Hair products used primarily by black women and children contain a host of hazardous chemicals, a new study shows.
The findings could explain at least in part why African-American women go through puberty earlier and suffer from higher rates of asthma and reproductive diseases than other groups.
“The truly scary thing about this is that women are being exposed to these chemicals weekly and sometimes even daily, without their knowledge, because they assume a product is safe simply because it is on the shelf,” epidemiologist Tamarra James-Todd said after reviewing the report in Environmental Research. James-Todd, a professor at the Harvard T.H. Chan School of Public Health in Boston, supplied product information for the study but was not directly involved with the research.
Investigators tested 18 hair products - from hot-oil treatments to anti-frizz polishes, relaxers and conditioners - looking for the presence of chemicals called endocrine disrupters. These chemicals, which interfere with the way the body produces hormones, have been linked to reproductive disorders, birth defects, asthma and cancer.
Altogether, the researchers looked for 66 different endocrine disrupters. Each of the tested hair products contained at least four and as many as 30, said lead author Jessica Helm, a research fellow at the Silent Spring Institute in Newton, Massachusetts.
Eleven products contained chemicals prohibited in the European Union or flagged as a potential problem in California. The two hair products marketed to children contained the highest levels of banned or regulated chemicals, Helm said in a phone interview.
The vast majority of the chemicals discovered in the hair products - 84 percent - were not listed on the product labels.

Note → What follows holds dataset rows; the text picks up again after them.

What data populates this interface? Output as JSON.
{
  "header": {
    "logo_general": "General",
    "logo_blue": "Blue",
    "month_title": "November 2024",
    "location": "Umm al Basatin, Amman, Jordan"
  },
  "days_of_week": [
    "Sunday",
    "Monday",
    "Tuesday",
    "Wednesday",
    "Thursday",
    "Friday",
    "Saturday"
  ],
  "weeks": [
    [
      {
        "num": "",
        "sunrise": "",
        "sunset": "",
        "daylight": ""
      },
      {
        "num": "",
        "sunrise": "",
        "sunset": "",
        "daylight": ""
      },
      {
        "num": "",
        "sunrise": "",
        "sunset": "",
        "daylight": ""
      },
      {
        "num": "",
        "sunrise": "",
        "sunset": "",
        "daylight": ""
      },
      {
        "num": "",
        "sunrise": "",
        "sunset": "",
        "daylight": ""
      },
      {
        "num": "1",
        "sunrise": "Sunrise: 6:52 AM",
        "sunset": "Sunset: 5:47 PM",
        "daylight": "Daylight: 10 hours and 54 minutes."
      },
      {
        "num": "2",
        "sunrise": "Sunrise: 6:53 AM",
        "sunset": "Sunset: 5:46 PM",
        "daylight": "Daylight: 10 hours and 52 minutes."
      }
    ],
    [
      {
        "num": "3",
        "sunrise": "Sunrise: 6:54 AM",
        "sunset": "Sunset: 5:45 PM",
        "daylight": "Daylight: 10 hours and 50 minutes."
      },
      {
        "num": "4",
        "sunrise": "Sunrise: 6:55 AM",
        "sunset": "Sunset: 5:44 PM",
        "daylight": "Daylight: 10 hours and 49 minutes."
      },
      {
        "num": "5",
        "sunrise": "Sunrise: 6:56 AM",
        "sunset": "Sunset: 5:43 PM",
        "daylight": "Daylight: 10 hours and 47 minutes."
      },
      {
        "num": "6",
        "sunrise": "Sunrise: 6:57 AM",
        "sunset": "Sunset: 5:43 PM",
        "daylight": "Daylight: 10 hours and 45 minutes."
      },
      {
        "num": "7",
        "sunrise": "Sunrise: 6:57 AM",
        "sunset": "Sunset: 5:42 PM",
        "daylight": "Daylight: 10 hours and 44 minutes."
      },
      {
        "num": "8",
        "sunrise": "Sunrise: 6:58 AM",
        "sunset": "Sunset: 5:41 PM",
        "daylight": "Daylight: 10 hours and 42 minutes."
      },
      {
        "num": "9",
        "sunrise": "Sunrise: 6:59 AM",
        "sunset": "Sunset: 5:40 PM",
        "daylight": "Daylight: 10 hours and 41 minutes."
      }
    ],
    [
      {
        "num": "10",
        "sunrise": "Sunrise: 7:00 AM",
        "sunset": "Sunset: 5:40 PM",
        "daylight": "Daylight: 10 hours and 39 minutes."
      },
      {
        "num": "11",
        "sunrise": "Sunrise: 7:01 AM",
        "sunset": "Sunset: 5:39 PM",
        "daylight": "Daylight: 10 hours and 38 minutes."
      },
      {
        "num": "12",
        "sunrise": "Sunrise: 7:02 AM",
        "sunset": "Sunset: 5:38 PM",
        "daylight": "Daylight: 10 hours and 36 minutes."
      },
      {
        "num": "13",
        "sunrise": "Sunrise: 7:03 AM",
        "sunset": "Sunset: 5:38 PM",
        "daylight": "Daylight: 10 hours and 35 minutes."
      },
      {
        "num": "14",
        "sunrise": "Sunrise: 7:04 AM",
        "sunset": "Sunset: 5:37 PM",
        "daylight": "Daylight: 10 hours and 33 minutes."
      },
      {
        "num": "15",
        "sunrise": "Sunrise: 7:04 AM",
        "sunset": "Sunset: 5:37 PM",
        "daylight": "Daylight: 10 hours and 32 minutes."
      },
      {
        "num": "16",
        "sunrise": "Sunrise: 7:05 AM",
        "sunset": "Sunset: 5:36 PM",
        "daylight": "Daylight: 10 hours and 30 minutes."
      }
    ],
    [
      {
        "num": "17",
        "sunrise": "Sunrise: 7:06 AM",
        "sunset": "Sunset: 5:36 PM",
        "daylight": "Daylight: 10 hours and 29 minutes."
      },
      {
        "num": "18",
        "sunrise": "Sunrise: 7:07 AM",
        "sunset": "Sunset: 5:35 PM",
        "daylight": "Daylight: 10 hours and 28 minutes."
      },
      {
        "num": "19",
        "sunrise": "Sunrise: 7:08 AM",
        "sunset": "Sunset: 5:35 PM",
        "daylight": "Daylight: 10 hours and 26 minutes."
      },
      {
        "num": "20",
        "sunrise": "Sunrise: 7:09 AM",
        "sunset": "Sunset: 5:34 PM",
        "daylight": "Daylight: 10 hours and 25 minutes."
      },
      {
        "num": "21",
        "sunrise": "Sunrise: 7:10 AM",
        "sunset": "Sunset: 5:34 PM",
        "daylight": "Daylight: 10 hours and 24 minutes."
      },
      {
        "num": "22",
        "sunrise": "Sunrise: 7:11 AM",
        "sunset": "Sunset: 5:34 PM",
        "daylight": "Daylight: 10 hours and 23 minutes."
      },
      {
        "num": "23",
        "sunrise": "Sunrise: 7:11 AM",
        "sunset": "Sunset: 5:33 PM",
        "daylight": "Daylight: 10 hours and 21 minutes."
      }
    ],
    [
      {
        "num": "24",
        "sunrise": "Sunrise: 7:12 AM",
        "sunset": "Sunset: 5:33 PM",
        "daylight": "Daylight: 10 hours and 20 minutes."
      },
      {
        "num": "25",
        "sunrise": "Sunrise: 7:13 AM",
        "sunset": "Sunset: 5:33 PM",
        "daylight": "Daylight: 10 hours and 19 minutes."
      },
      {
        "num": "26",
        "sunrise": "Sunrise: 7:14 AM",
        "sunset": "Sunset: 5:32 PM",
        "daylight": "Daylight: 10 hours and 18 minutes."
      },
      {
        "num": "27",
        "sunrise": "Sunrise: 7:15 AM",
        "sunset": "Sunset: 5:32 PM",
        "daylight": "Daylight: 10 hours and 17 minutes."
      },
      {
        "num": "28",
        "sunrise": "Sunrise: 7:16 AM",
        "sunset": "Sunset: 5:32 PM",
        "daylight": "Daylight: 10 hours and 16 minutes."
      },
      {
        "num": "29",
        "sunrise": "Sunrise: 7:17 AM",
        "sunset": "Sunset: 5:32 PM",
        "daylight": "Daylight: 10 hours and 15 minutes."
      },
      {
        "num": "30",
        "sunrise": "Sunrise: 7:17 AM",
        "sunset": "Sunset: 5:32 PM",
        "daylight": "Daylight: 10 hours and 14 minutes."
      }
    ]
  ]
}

“It’s widely known the U.S. is doing an inadequate job of testing and regulating chemicals,” Helm said. Companies are allowed to omit chemicals from product labels if they are fragrances and if they are considered a secret ingredient in the product formula.
“In many ways, we are protecting companies’ rights to privacy over consumers’ health, which seems backwards and can be particularly harmful to high-risk and vulnerable populations,” James-Todd said in an email.
Janette Robinson Flint, executive director of Black Women for Wellness in Los Angeles, said the study’s findings are proof that she and other black women “can’t shop our way out of this problem.”
“We also need manufacturers to disclose what’s in the products,” said Flint, who was not involved in the study. “We need some regulatory body to regulate these manufacturers so they don’t let them get away with not disclosing what is in the product and then using toxic products.”
She called the study long overdue. Researchers have known for years that black girls enter puberty earlier than other girls and that black women have disproportionately higher rates of deadly reproductive cancers, she said. Yet little prior research has been done.
“It’s as if our lives do not matter,” she said in a phone interview.
Helm pointed out that she and her team studied only 66 chemicals, just a fraction of those in hair products. There’s a “universe of other products we really don’t know much about,” she said.
Prior research has shown that black women use more hair products than other women and suffer disproportionately from uterine fibroids, early puberty and infertility, Helm said. In addition, their rates of endometrial and breast cancers are on the rise.
The current study can’t prove that the presence of endocrine disrupting chemicals in hair products actually causes these or other problems. But the study does point to them as a potential source, Helm said.
She, James-Todd and Flint encouraged more regulation of the contents of hair products targeted to black women and personal-care products in general. Senators Susan Collins (R-Maine) and Dianne Feinstein (D-California) have introduced legislation (the Personal Care Products Safety Act) that would further empower the US Food and Drug Administration to regulate ingredients in cosmetics and personal-care products.
Flint also welcomed a fashion trend toward more natural hairstyles for black women and children.
“The more natural styles come into fashion, and the more skills black moms have in styling their children’s hair in natural hairstyles, the less vulnerable our children will be to overexposure to toxic chemicals and having their immune systems compromised by having to fight these toxic chemicals,” she said.